------ THE RECORDS ------

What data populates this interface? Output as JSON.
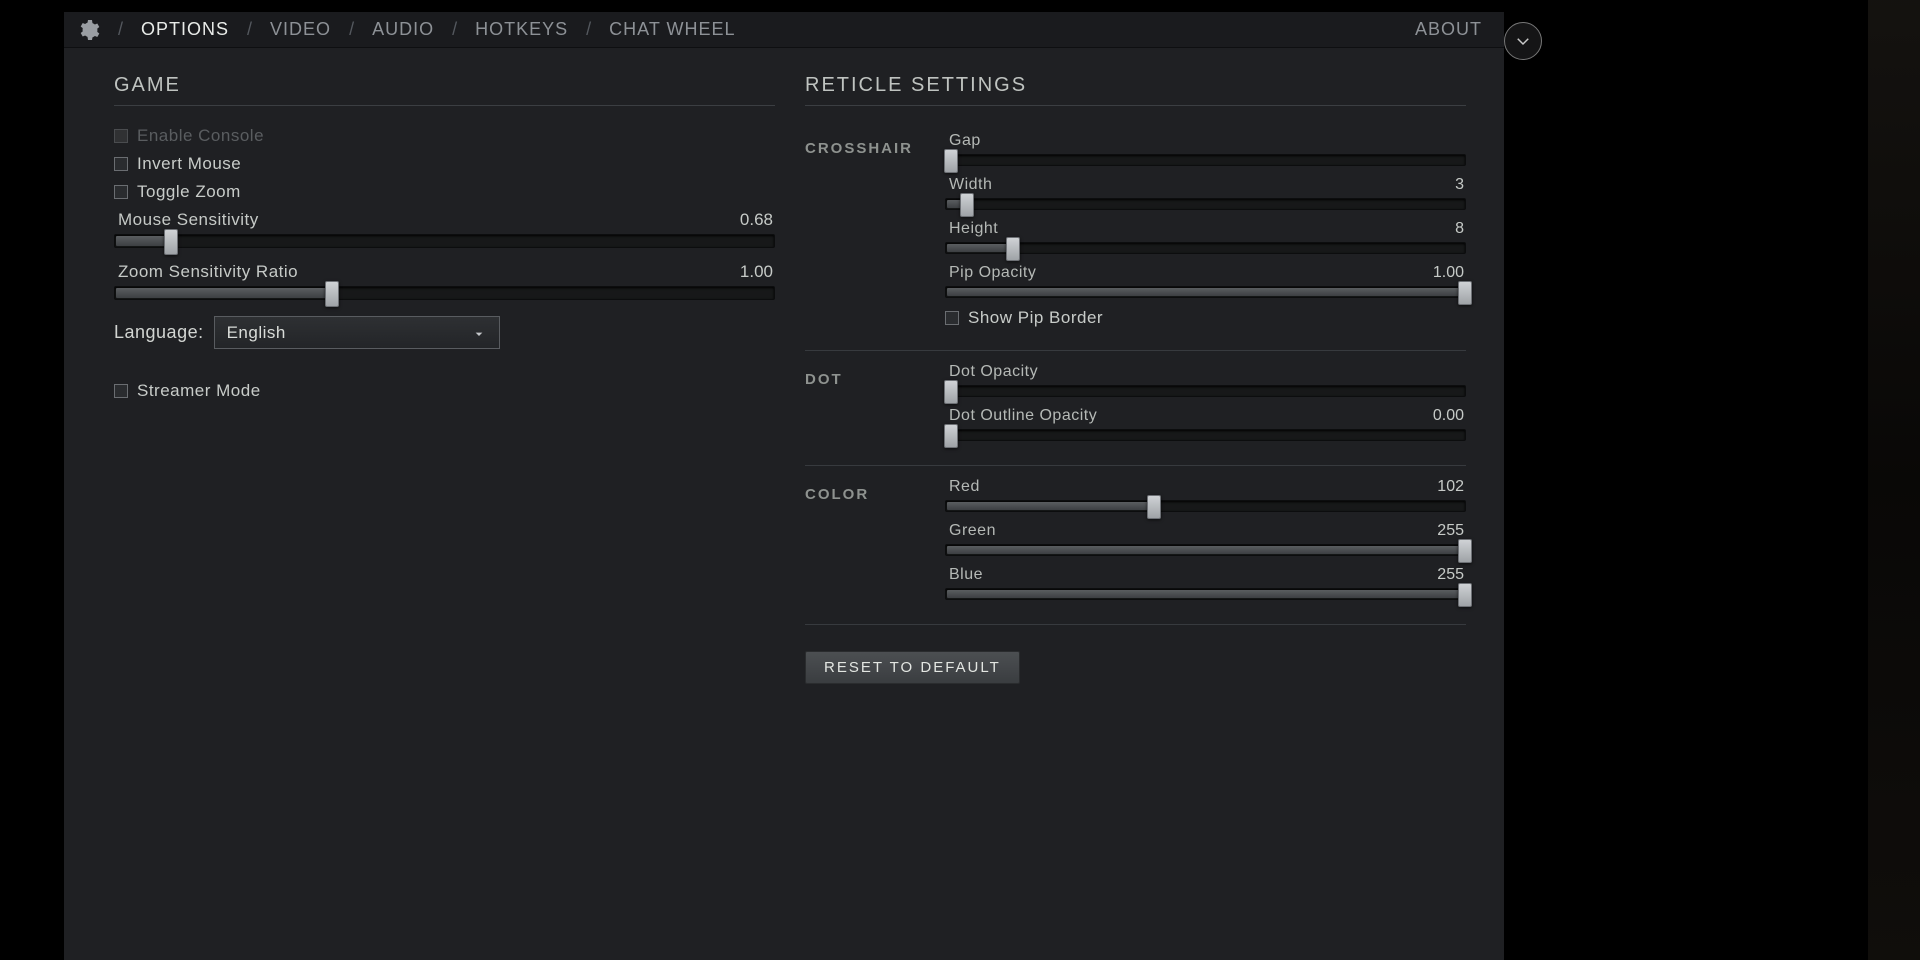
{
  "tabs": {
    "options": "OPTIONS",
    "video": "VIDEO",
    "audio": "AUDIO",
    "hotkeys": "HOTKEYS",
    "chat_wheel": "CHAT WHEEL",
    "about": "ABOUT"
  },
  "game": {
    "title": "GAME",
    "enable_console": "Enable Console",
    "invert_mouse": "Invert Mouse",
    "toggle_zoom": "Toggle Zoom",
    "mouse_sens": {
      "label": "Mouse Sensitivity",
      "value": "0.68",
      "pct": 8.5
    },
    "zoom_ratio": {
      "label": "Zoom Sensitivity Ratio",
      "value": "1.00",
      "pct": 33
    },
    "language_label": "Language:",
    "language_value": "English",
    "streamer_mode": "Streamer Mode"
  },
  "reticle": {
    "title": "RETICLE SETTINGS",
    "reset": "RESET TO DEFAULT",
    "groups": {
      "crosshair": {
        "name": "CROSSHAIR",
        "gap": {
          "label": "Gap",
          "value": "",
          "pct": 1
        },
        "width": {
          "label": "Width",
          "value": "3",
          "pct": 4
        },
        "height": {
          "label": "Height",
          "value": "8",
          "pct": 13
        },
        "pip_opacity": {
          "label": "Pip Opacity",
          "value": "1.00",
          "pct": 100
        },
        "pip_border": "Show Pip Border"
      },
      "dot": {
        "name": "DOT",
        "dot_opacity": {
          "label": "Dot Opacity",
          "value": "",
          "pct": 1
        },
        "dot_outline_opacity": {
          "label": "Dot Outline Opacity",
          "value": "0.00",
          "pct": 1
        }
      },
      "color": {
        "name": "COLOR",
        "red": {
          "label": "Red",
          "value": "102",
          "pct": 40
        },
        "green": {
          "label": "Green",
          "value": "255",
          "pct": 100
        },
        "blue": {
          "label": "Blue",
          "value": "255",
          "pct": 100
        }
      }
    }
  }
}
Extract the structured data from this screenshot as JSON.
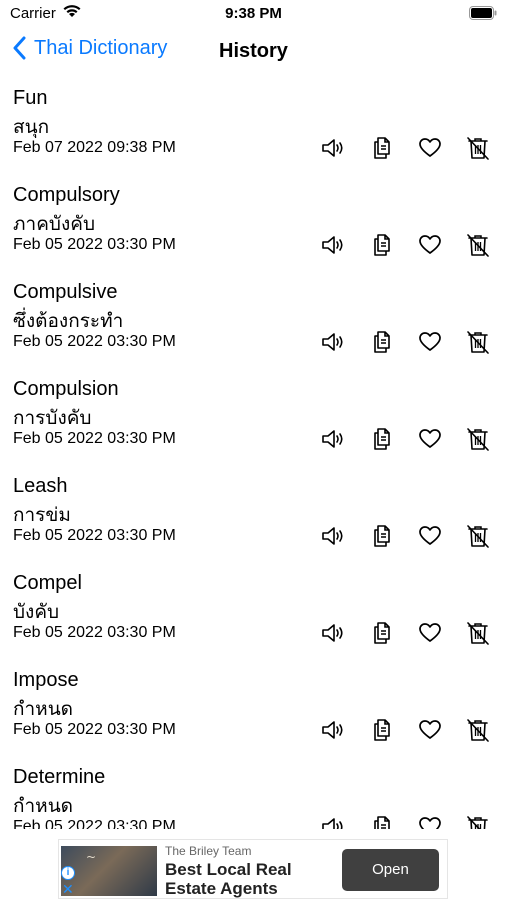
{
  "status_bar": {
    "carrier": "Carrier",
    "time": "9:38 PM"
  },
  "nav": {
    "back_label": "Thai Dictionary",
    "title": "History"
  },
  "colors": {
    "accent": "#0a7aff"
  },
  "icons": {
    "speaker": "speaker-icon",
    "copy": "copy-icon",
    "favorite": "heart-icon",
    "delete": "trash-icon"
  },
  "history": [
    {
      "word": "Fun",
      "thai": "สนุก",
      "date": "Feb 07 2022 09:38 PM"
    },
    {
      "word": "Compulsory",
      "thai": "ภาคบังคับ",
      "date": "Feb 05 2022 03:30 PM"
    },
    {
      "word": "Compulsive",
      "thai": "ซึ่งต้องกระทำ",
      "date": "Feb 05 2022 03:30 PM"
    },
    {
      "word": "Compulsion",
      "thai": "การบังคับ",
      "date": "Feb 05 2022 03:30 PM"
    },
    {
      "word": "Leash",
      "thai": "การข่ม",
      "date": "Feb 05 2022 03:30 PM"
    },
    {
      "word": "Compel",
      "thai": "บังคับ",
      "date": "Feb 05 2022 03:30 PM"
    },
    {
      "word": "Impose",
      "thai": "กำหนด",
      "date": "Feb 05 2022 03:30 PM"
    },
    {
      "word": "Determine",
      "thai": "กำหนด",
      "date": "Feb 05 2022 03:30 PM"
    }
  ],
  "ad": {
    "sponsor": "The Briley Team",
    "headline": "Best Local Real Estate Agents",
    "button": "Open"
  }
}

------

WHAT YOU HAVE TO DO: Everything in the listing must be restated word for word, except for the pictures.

THE ANSWER:
What data populates this interface? Output as JSON.
{
  "tabs": {
    "options": "OPTIONS",
    "video": "VIDEO",
    "audio": "AUDIO",
    "hotkeys": "HOTKEYS",
    "chat_wheel": "CHAT WHEEL",
    "about": "ABOUT"
  },
  "game": {
    "title": "GAME",
    "enable_console": "Enable Console",
    "invert_mouse": "Invert Mouse",
    "toggle_zoom": "Toggle Zoom",
    "mouse_sens": {
      "label": "Mouse Sensitivity",
      "value": "0.68",
      "pct": 8.5
    },
    "zoom_ratio": {
      "label": "Zoom Sensitivity Ratio",
      "value": "1.00",
      "pct": 33
    },
    "language_label": "Language:",
    "language_value": "English",
    "streamer_mode": "Streamer Mode"
  },
  "reticle": {
    "title": "RETICLE SETTINGS",
    "reset": "RESET TO DEFAULT",
    "groups": {
      "crosshair": {
        "name": "CROSSHAIR",
        "gap": {
          "label": "Gap",
          "value": "",
          "pct": 1
        },
        "width": {
          "label": "Width",
          "value": "3",
          "pct": 4
        },
        "height": {
          "label": "Height",
          "value": "8",
          "pct": 13
        },
        "pip_opacity": {
          "label": "Pip Opacity",
          "value": "1.00",
          "pct": 100
        },
        "pip_border": "Show Pip Border"
      },
      "dot": {
        "name": "DOT",
        "dot_opacity": {
          "label": "Dot Opacity",
          "value": "",
          "pct": 1
        },
        "dot_outline_opacity": {
          "label": "Dot Outline Opacity",
          "value": "0.00",
          "pct": 1
        }
      },
      "color": {
        "name": "COLOR",
        "red": {
          "label": "Red",
          "value": "102",
          "pct": 40
        },
        "green": {
          "label": "Green",
          "value": "255",
          "pct": 100
        },
        "blue": {
          "label": "Blue",
          "value": "255",
          "pct": 100
        }
      }
    }
  }
}
Extract the structured data from this screenshot as JSON.
{
  "status_bar": {
    "carrier": "Carrier",
    "time": "9:38 PM"
  },
  "nav": {
    "back_label": "Thai Dictionary",
    "title": "History"
  },
  "colors": {
    "accent": "#0a7aff"
  },
  "icons": {
    "speaker": "speaker-icon",
    "copy": "copy-icon",
    "favorite": "heart-icon",
    "delete": "trash-icon"
  },
  "history": [
    {
      "word": "Fun",
      "thai": "สนุก",
      "date": "Feb 07 2022 09:38 PM"
    },
    {
      "word": "Compulsory",
      "thai": "ภาคบังคับ",
      "date": "Feb 05 2022 03:30 PM"
    },
    {
      "word": "Compulsive",
      "thai": "ซึ่งต้องกระทำ",
      "date": "Feb 05 2022 03:30 PM"
    },
    {
      "word": "Compulsion",
      "thai": "การบังคับ",
      "date": "Feb 05 2022 03:30 PM"
    },
    {
      "word": "Leash",
      "thai": "การข่ม",
      "date": "Feb 05 2022 03:30 PM"
    },
    {
      "word": "Compel",
      "thai": "บังคับ",
      "date": "Feb 05 2022 03:30 PM"
    },
    {
      "word": "Impose",
      "thai": "กำหนด",
      "date": "Feb 05 2022 03:30 PM"
    },
    {
      "word": "Determine",
      "thai": "กำหนด",
      "date": "Feb 05 2022 03:30 PM"
    }
  ],
  "ad": {
    "sponsor": "The Briley Team",
    "headline": "Best Local Real Estate Agents",
    "button": "Open"
  }
}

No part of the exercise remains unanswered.